Parent Nancy Tray requested the records and shared the data with First Coast News. Data shows in March, 90 percent of dress code violations at Bartram Trail High School were for girls.
For the entire school year up until about February, 83 percent of dress code violations at nearly all the schools were for girls.
Tray is a mother of three and new to St. Johns County. She's the mom who created the Facebook group "St. Johns County School District: Change the dress code" at the beginning of the school year when she noticed inconsistencies in the district’s dress code policy for girls versus boys. The forum now has about 730 members.

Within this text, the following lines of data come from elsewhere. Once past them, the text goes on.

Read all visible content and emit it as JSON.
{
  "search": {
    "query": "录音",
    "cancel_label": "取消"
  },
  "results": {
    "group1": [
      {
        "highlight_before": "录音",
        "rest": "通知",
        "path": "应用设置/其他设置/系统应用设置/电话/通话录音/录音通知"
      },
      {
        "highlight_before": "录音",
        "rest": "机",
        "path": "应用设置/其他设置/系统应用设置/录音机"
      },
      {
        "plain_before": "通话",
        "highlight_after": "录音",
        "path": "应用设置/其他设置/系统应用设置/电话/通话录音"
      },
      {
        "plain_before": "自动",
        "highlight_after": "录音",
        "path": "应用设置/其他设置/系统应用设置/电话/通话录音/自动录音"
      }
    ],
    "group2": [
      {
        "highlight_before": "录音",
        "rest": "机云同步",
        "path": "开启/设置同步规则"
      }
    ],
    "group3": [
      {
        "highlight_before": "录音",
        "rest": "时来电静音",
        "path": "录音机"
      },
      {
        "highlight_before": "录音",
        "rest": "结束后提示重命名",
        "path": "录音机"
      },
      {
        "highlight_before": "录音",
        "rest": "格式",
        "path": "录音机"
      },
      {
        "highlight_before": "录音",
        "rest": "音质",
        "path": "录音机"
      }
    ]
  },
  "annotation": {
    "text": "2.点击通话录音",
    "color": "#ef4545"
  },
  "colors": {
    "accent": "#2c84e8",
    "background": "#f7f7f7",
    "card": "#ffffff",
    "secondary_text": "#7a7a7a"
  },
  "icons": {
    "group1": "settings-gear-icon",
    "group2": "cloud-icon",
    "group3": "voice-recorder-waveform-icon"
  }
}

“After your first story, I think the group tripled in size that first day," Tray said.
First Coast News first reported in January that the district said dress code changes can be brought up when they review the code of conduct in May.
“Female students are significantly more likely to be targeted by dress code enforcement," Tray said. "It’s not our imagination. It’s not just anecdotal. We have proof now within their own records.”
After a recent incident at Bartram Trail High School, the fight to change the dress code was brought back into the spotlight.
Mother Taryn Okeefe has two daughters at the high school. She says through the Facebook page and her daughter, she was told that a female student was wearing a jacket at school. That female student said a teacher made her unzip her jacket to show what she was wearing underneath.
Okeefe says the student was wearing a sports bra and according to the story told to her, the student was then given a dress code violation.
The school district was unable to speak before this story aired, but records show there was some sort of a dress code sweep on the day the student says this happened: March 26.
Tray's records show 31 girls were written up on that one day at Bartram Trail.
“Until we have a district-wide change, we don’t have a level of protection for our students. It’s going to continue being inconsistent from one school to the next. It creates this climate of fear," Tray said.
“It’s definitely targeted," Okeefe said. "It’s punitive and it's oppressive.”
One of her daughters created a petition to change the dress code which she wrote is “based on the sexualization of young women and their clothing”. It has nearly 4,500 signatures.
“She has a dream of being a lawyer so I said the first thing you have to do is stick up for yourself," Okeefe said.
The parents are going to meetings and filling out the parent surveys, which are out now, with their concerns.